Meet Eileen Wong: Senior Business Change Manager Race Delivery Programme and School Governor

Eileen Wong is a senior business change manager for the Race Delivery Programme at HMRC and volunteers as a school governor. We spoke to Eileen about how she has used the skills in the role to make meaningful changes for the children at her school, the personal benefits she has experienced and why other civil servants should consider the role too.

What made you initially want to get involved in volunteering as a school governor?

I’ve always liked volunteering at the school with the PTA or reading with children, but felt that I could use my skills to support the school more.  The school has been great to my children and I wanted to give something back to them and to the community I live in.

What skills and insight have you brought to the governing board from your professional background?

As civil servants, we develop lots of useful skills for being a governor. I used my analytical skills to really scrutinise financial documents and headteacher reports, examining contracts and weighing up options to make the right decision for the school.  What I enjoy most, is making use of my strategic, stakeholder engagement and project management skills on the governing body to ensure we bring in the right expertise for a problem and ensure our conversations are outcome based so that we are not just a talking shop!
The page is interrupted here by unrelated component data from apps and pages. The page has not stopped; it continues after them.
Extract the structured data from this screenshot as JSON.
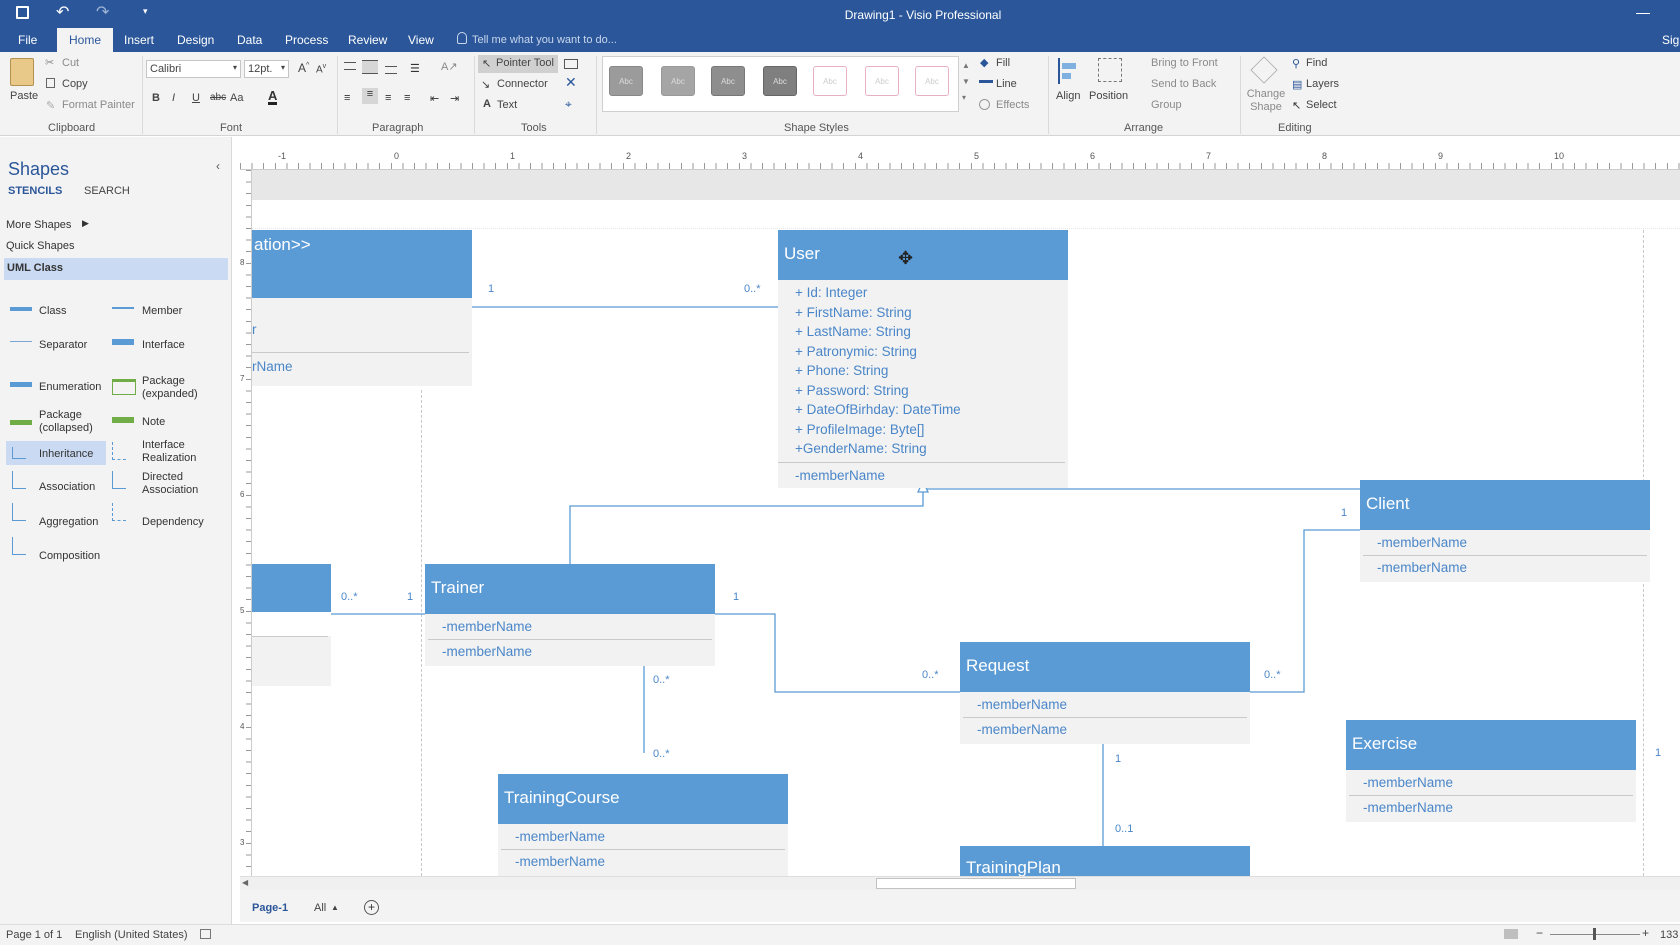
{
  "title": "Drawing1 - Visio Professional",
  "signin": "Sign",
  "tabs": [
    "File",
    "Home",
    "Insert",
    "Design",
    "Data",
    "Process",
    "Review",
    "View"
  ],
  "tell_me": "Tell me what you want to do...",
  "ribbon": {
    "paste": "Paste",
    "cut": "Cut",
    "copy": "Copy",
    "format_painter": "Format Painter",
    "font_name": "Calibri",
    "font_size": "12pt.",
    "bold": "B",
    "italic": "I",
    "underline": "U",
    "strike": "abc",
    "case": "Aa",
    "pointer_tool": "Pointer Tool",
    "connector": "Connector",
    "text": "Text",
    "swatch": "Abc",
    "fill": "Fill",
    "line": "Line",
    "effects": "Effects",
    "align": "Align",
    "position": "Position",
    "bring_front": "Bring to Front",
    "send_back": "Send to Back",
    "group": "Group",
    "change_shape": "Change Shape",
    "find": "Find",
    "layers": "Layers",
    "select": "Select",
    "groups": {
      "clipboard": "Clipboard",
      "font": "Font",
      "paragraph": "Paragraph",
      "tools": "Tools",
      "shape_styles": "Shape Styles",
      "arrange": "Arrange",
      "editing": "Editing"
    }
  },
  "shapes_panel": {
    "title": "Shapes",
    "stencils": "STENCILS",
    "search": "SEARCH",
    "more_shapes": "More Shapes",
    "quick_shapes": "Quick Shapes",
    "uml_class": "UML Class",
    "items": [
      "Class",
      "Member",
      "Separator",
      "Interface",
      "Enumeration",
      "Package (expanded)",
      "Package (collapsed)",
      "Note",
      "Inheritance",
      "Interface Realization",
      "Association",
      "Directed Association",
      "Aggregation",
      "Dependency",
      "Composition"
    ]
  },
  "ruler": {
    "h_ticks": [
      "-1",
      "0",
      "1",
      "2",
      "3",
      "4",
      "5",
      "6",
      "7",
      "8",
      "9",
      "10"
    ],
    "v_ticks": [
      "8",
      "7",
      "6",
      "5",
      "4",
      "3"
    ]
  },
  "diagram": {
    "left_top": {
      "head": "ation>>",
      "m1": "r",
      "m2": "rName"
    },
    "user": {
      "head": "User",
      "members": [
        "+ Id: Integer",
        "+ FirstName: String",
        "+ LastName: String",
        "+ Patronymic: String",
        "+ Phone: String",
        "+ Password: String",
        "+ DateOfBirhday: DateTime",
        "+ ProfileImage: Byte[]",
        "+GenderName: String"
      ],
      "extra": "-memberName"
    },
    "trainer": {
      "head": "Trainer",
      "members": [
        "-memberName",
        "-memberName"
      ]
    },
    "client": {
      "head": "Client",
      "members": [
        "-memberName",
        "-memberName"
      ]
    },
    "request": {
      "head": "Request",
      "members": [
        "-memberName",
        "-memberName"
      ]
    },
    "exercise": {
      "head": "Exercise",
      "members": [
        "-memberName",
        "-memberName"
      ]
    },
    "course": {
      "head": "TrainingCourse",
      "members": [
        "-memberName",
        "-memberName"
      ]
    },
    "plan": {
      "head": "TrainingPlan"
    },
    "mult": {
      "a": "1",
      "b": "0..*",
      "c": "0..*",
      "d": "1",
      "e": "1",
      "f": "0..*",
      "g": "0..*",
      "h": "0..*",
      "i": "1",
      "j": "0..*",
      "k": "1",
      "l": "0..1",
      "m": "1"
    }
  },
  "bottom": {
    "page": "Page-1",
    "all": "All"
  },
  "status": {
    "page": "Page 1 of 1",
    "lang": "English (United States)",
    "zoom": "133"
  }
}
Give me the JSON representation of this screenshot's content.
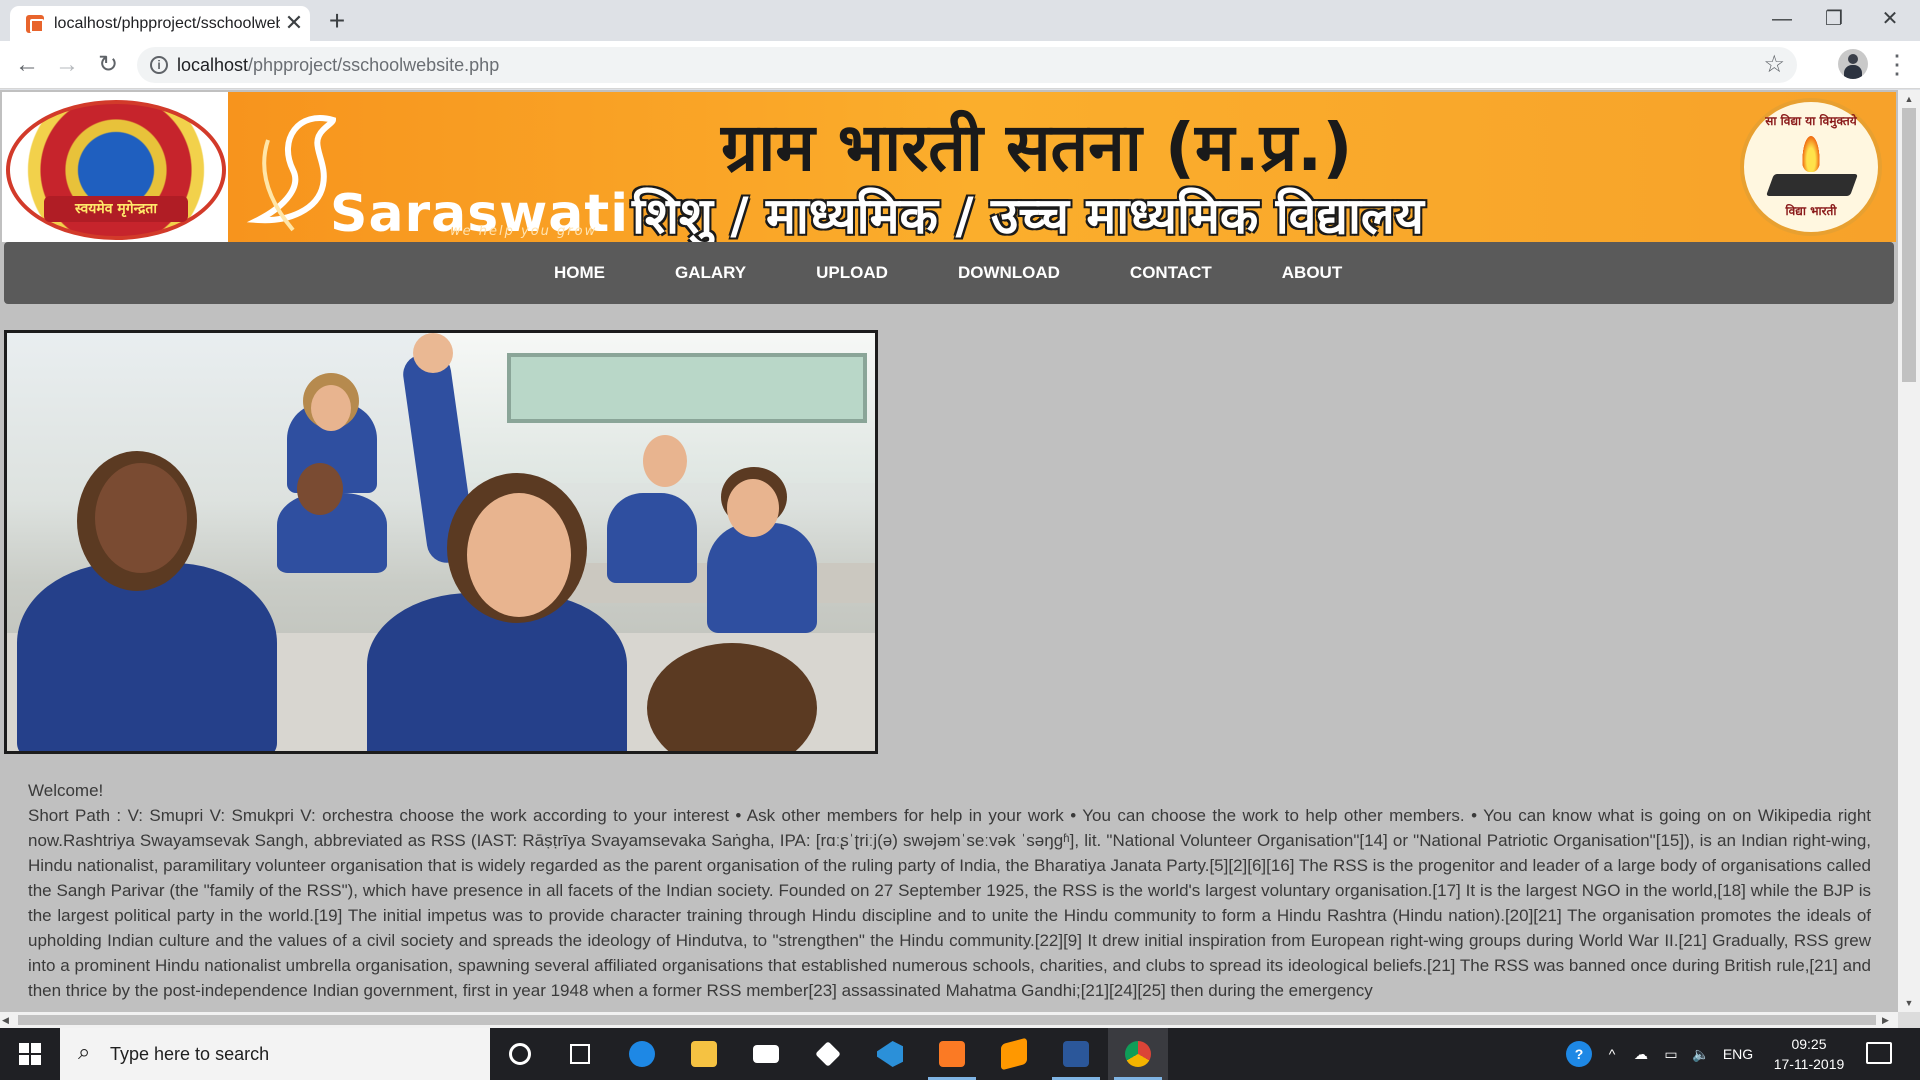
{
  "browser": {
    "tab_title": "localhost/phpproject/sschoolwebsite.php",
    "tab_close": "✕",
    "new_tab": "+",
    "url_host": "localhost",
    "url_path": "/phpproject/sschoolwebsite.php",
    "info": "i",
    "minimize": "—",
    "restore": "❐",
    "close": "✕",
    "back": "←",
    "forward": "→",
    "reload": "↻",
    "star": "☆",
    "menu": "⋮"
  },
  "site": {
    "logo_left_ribbon": "स्वयमेव मृगेन्द्रता",
    "brand_name": "Saraswati",
    "brand_tagline": "we help you grow",
    "title": "ग्राम भारती सतना (म.प्र.)",
    "subtitle": "शिशु / माध्यमिक / उच्च माध्यमिक विद्यालय",
    "logo_right_motto": "सा विद्या या विमुक्तये",
    "logo_right_bottom": "विद्या भारती",
    "nav": [
      "HOME",
      "GALARY",
      "UPLOAD",
      "DOWNLOAD",
      "CONTACT",
      "ABOUT"
    ]
  },
  "article": {
    "welcome": "Welcome!",
    "body": "Short Path : V: Smupri V: Smukpri V: orchestra choose the work according to your interest • Ask other members for help in your work • You can choose the work to help other members. • You can know what is going on on Wikipedia right now.Rashtriya Swayamsevak Sangh, abbreviated as RSS (IAST: Rāṣṭrīya Svayamsevaka Saṅgha, IPA: [rɑːʂˈʈriːj(ə) swəjəmˈseːvək ˈsəŋɡʱ], lit. \"National Volunteer Organisation\"[14] or \"National Patriotic Organisation\"[15]), is an Indian right-wing, Hindu nationalist, paramilitary volunteer organisation that is widely regarded as the parent organisation of the ruling party of India, the Bharatiya Janata Party.[5][2][6][16] The RSS is the progenitor and leader of a large body of organisations called the Sangh Parivar (the \"family of the RSS\"), which have presence in all facets of the Indian society. Founded on 27 September 1925, the RSS is the world's largest voluntary organisation.[17] It is the largest NGO in the world,[18] while the BJP is the largest political party in the world.[19] The initial impetus was to provide character training through Hindu discipline and to unite the Hindu community to form a Hindu Rashtra (Hindu nation).[20][21] The organisation promotes the ideals of upholding Indian culture and the values of a civil society and spreads the ideology of Hindutva, to \"strengthen\" the Hindu community.[22][9] It drew initial inspiration from European right-wing groups during World War II.[21] Gradually, RSS grew into a prominent Hindu nationalist umbrella organisation, spawning several affiliated organisations that established numerous schools, charities, and clubs to spread its ideological beliefs.[21] The RSS was banned once during British rule,[21] and then thrice by the post-independence Indian government, first in year 1948 when a former RSS member[23] assassinated Mahatma Gandhi;[21][24][25] then during the emergency"
  },
  "taskbar": {
    "search_placeholder": "Type here to search",
    "search_icon": "⌕",
    "help": "?",
    "chevron": "^",
    "language": "ENG",
    "time": "09:25",
    "date": "17-11-2019"
  },
  "colors": {
    "banner_orange": "#f7941d",
    "nav_bg": "#5a5a5a",
    "page_bg": "#c0c0c0"
  }
}
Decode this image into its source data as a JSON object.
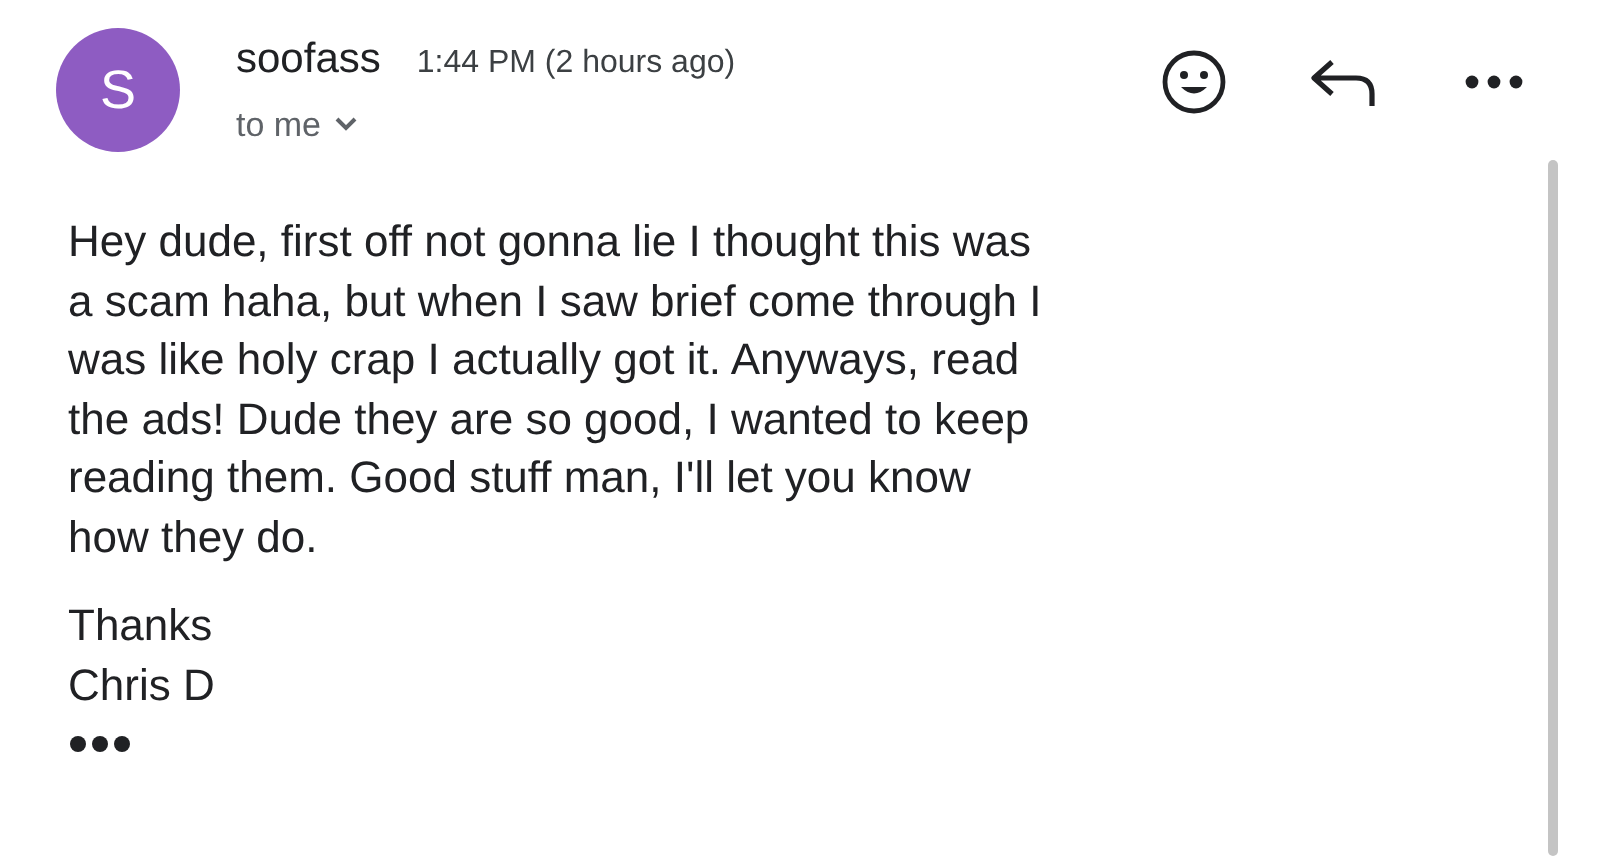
{
  "sender": {
    "avatar_letter": "S",
    "name": "soofass",
    "time": "1:44 PM (2 hours ago)",
    "recipient": "to me"
  },
  "body": {
    "lines": [
      "Hey dude, first off not gonna lie I thought this was",
      "a scam haha, but when I saw brief come through I",
      "was like holy crap I actually got it. Anyways, read",
      "the ads! Dude they are so good, I wanted to keep",
      "reading them. Good stuff man, I'll let you know",
      "how they do."
    ],
    "signature": [
      "Thanks",
      "Chris D"
    ]
  }
}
What have been the benefits of volunteering as a governor to you on a personal level?

The biggest benefit is playing a key role that influences the school experience for my own, and other children, for the better.  I’m at the heart of the decision-making body and have access to all the internal information which makes the school tick.  That inside information and being able to influence gives me the assurance and confidence that my children are being taught at a high standard.

If you could bust one myth about volunteering as a school governor, what would it be?

Many people are put off as they think they need to invest a lot of time and energy to be a governor, this is not the case as you can decide on how much or little you want to take on.

If you could pick one highlight of your time as a school governor so far, what would it be? Tell us about it…

I’m equally passionate about Equality, Diversity & Inclusion inside and outside of work and I wasn’t going to pass up an opportunity to bring my whole self as a governor to ensure the school was inclusive.
The school has a diverse mix of children in terms of race, ability and social mobility which means it has a relatively high percentage of children who qualify for free school meals and children where English is not their first language. The school was already providing as much support as they could, but more was needed to ensure these children reached their attainment levels.

I advocated for a holistic approach by supporting the parents of these children. Using my stakeholder engagement skills, I persuaded external providers to work with the parents to develop their English and maths skills and I influenced the school to provide sessions on teaching the parents modern methods of learning maths and English so that they can support their children at home.

The strategy resulted in positive attainment levels for the majority of the children and I was so pleased at how receptive the school was to the idea of surrounding the child with a positive holistic learning experience. I demonstrated to the school that with the right strategy, and the willingness to do more, meant every child had the potential to thrive.

Would you recommend the role of school governor to other professionals with a background in education? Please tell us why….

Absolutely. I don’t even think having a background in education is necessary as you pick up education terms and acronyms over time as you would in work.  We all have skills we can share and we all have a voice we can use to be that critical friend to a school so that they are accountable for the decisions they make which may have a huge impact on the future of our children.  So yes, I’d recommend being a governor. I enjoy it so much that I’m doing a second term!

Interested in joining Eileen as a volunteer school governor?

Read more about the role of school governor here